<<<<
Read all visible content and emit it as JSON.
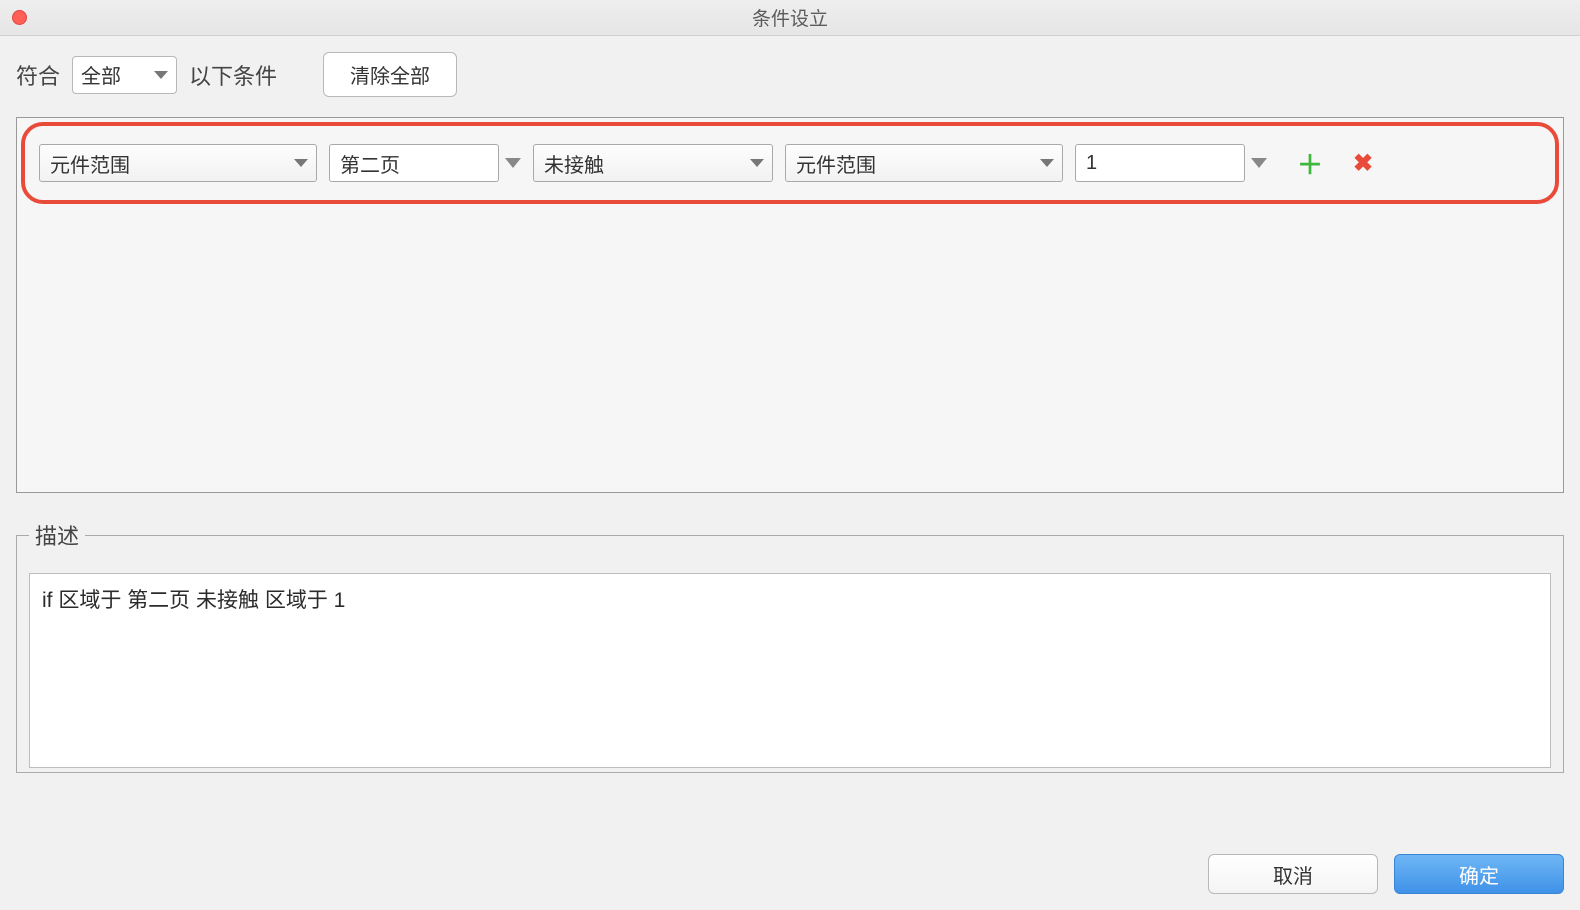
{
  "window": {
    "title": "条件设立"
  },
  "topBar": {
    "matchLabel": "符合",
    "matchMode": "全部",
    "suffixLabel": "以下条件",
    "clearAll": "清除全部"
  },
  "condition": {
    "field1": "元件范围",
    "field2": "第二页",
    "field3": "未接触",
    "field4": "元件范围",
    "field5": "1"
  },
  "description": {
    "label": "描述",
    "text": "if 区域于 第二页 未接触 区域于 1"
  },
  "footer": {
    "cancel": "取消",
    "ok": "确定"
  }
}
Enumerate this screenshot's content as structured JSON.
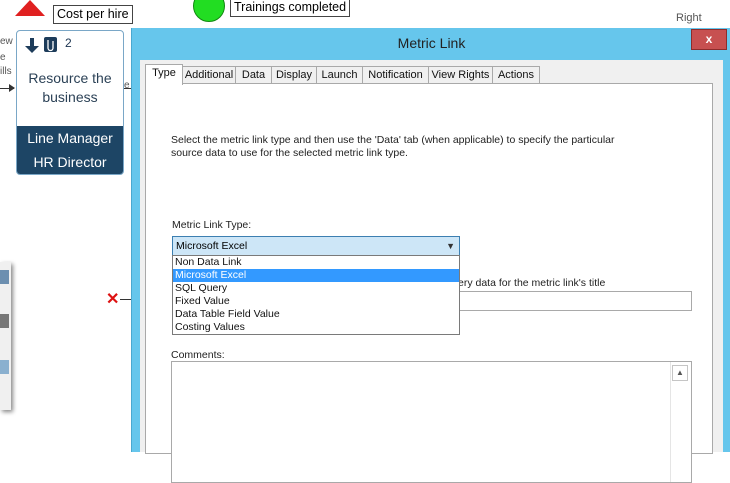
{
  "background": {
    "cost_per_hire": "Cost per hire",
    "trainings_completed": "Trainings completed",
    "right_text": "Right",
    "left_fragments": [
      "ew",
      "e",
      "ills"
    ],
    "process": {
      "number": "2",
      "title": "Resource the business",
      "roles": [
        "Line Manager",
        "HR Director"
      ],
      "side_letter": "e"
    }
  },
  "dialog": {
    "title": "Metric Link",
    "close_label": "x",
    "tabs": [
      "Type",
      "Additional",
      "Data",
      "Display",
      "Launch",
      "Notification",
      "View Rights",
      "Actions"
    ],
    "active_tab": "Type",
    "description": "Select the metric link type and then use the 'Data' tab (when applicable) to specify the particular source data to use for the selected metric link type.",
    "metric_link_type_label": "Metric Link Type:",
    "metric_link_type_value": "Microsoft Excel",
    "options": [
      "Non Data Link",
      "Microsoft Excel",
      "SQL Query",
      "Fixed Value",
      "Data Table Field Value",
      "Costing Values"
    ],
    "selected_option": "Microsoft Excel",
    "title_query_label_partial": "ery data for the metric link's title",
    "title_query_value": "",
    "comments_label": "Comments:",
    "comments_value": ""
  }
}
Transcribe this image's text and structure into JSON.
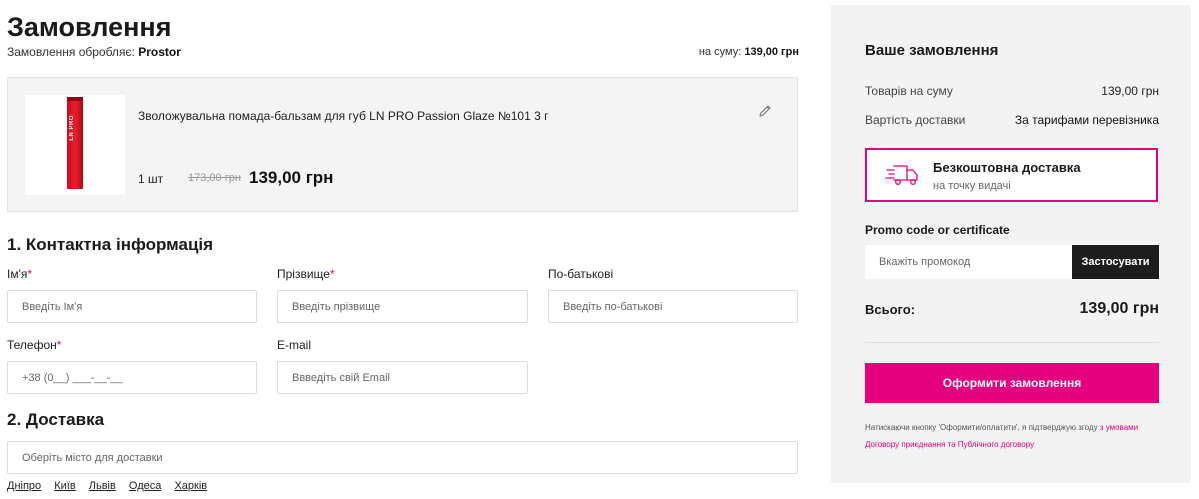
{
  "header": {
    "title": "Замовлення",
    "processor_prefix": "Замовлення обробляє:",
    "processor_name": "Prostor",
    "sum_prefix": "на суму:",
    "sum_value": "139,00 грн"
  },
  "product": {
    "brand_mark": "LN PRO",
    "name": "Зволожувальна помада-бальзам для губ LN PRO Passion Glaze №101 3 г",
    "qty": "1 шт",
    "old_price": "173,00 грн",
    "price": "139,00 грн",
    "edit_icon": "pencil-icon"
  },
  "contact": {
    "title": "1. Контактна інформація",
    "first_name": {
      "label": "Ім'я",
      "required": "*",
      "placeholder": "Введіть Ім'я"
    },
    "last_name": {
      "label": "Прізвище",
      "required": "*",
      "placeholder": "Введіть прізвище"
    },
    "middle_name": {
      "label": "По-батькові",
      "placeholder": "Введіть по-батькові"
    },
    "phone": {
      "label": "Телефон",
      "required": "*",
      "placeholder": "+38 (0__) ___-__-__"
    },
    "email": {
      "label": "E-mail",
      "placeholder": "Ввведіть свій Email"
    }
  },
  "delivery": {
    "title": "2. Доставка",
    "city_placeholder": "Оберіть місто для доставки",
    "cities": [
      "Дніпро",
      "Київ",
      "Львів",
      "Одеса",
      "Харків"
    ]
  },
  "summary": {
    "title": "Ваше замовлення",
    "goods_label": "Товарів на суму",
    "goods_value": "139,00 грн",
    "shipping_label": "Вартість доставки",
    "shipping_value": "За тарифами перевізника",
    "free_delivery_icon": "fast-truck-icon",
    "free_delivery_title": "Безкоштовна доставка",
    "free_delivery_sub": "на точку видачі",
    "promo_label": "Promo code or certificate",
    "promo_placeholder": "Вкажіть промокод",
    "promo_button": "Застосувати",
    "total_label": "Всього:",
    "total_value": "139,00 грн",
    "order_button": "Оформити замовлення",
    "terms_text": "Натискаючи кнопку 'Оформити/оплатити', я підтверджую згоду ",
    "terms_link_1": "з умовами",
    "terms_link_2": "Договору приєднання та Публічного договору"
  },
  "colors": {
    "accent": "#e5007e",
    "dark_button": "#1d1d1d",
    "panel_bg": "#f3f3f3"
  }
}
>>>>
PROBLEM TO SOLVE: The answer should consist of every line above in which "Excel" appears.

RESPONSE TO THIS TASK:
    "metric_link_type_value": "Microsoft Excel",
      "Microsoft Excel",
    "selected_option": "Microsoft Excel",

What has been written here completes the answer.